LHT Historic Site – Lewisville Road
Ranged along this stretch of roadway is the small village of Lewisville, Lawrence Township’s earliest African American community, founded by former enslaved persons and their descendants from Lawrence and the surrounding townships. They began acquiring land and small farms along this stretch of road in the 1840s. Despite difficult social and economic conditions, these pioneering families set down roots and prospered. By the 1890s, the village consisted of about a dozen houses and the Mount Pisgah African Methodest Episcopal (A.M.E.) Church, a vibrant center for African American culture.
Lewisville is named after Lewis W.R. Phillips, a former slaveholder who freed his slaves and joined the abolitionist movement in the 1820s. Phillips began selling small lots of land to Blacks in the 1840s along what became Lewisville Road.

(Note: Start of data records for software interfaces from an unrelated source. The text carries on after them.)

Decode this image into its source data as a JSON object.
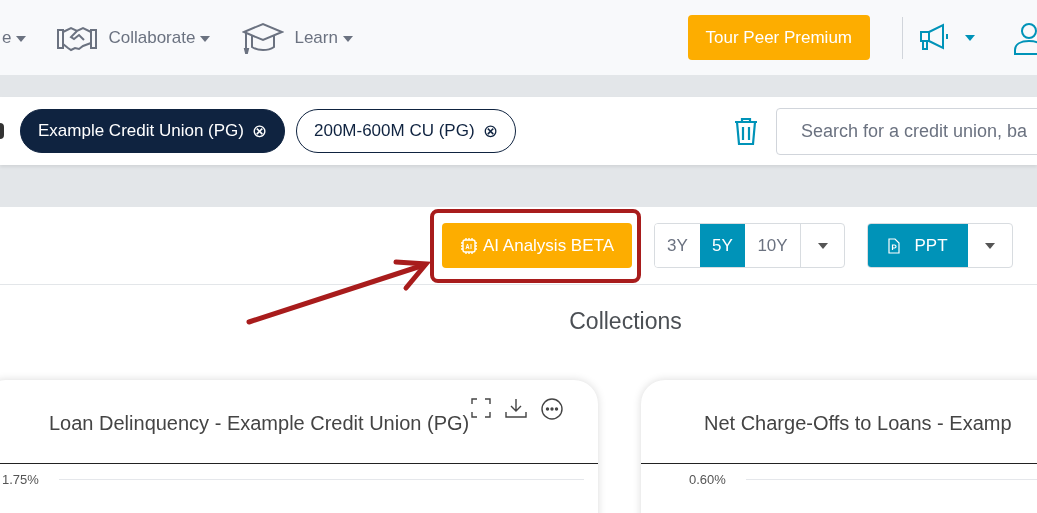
{
  "nav": {
    "items": [
      {
        "label": "e"
      },
      {
        "label": "Collaborate"
      },
      {
        "label": "Learn"
      }
    ],
    "premium_button": "Tour Peer Premium"
  },
  "filters": {
    "chips": [
      {
        "label": "Example Credit Union (PG)",
        "selected": true
      },
      {
        "label": "200M-600M CU (PG)",
        "selected": false
      }
    ],
    "remove_glyph": "⊗",
    "search": {
      "placeholder": "Search for a credit union, ba"
    }
  },
  "toolbar": {
    "ai_button": {
      "label": "AI Analysis",
      "badge": "BETA"
    },
    "periods": [
      {
        "label": "3Y",
        "selected": false
      },
      {
        "label": "5Y",
        "selected": true
      },
      {
        "label": "10Y",
        "selected": false
      }
    ],
    "export_button": "PPT"
  },
  "section_title": "Collections",
  "cards": [
    {
      "title": "Loan Delinquency - Example Credit Union (PG)",
      "y_tick": "1.75%",
      "tools": true
    },
    {
      "title": "Net Charge-Offs to Loans - Examp",
      "y_tick": "0.60%",
      "tools": false
    }
  ]
}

D.J. Lake and S.N. Beers, Map of Vicinity of Philadelphia and Trenton, 1860.
This detail of a map published in 1860 is one of the earliest to call out the village of Lewisville and name Black property owners. Prominent names include Schenck, Van Horn and Wright.
A U.S. Census taker who passed through Lewisville in 1860 captured a snapshot of everyday life. Most male adults and adolescents worked as laborers, a catchall for seasonal work on nearby farms, while women were “in service,” meaning they worked as housekeepers for their more affluent white neighbors.
U.S. Census Bureau, Population Schedule, Lawrence Township, Mercer County, New Jersey, 1860.
One man, Ezekiel Schenck, stands out as a porter, a relatively high status occupation. Significantly, all of the families owned small plots of land, an important factor in community stability, and most homes were headed by couples under the age of 40 with growing families. The census paints a picture of a proud and solid community.
The 1890s were the height of the Jim Crow era, which is associated with the creation of new segregation laws and denial of equal rights to people of color. While New Jersey may not have been as restrictive as states in the South, strong attitudes about keeping the races physically separate are reflected in this map.
Scarlett & Scarlett’s Fire Map of Mercer County, 1890.
Note that Lewisville appears only as a row of houses labeled “Negroes,” an indication of a dominant racist mindset. During this era, some of the African Americans living in Lewisville worked as maids, waiters, and cooks serving the white children attending the nearby Lawrenceville School.
The Mount Pisgah A.M.E. Church was famous for its fundraisers, camp meetings and harvest home festival. Local newpapers, like the Trenton Evening Times, frequently advertised church events. They were highly anticipated occasions – religious revival, political meeting and carnival all rolled into one. The church used Oliphant’s Grove, an outdoor space off of Lewisville Road. In 1905, the newspaper reported that the church ladies cooked dinner for 3,000 people. The home cooking featured poultry and vegetables donated by local farmers.
Trenton Evening Times, 16 July 1906 (top), 1 April 1908 (center) and 5 April 1911 (bottom).
The Bosley Family
The Bosley family, shown here at a gathering, moved to Lewisville in 1913 when Amos and Charlotte Bosley purchased a house.
Bosley family photograph, circa 1912 (Lawrence Township Archives).
As the Bosley children grew up and married, the family branched out along the road, taking over many of the original Lewisville properties.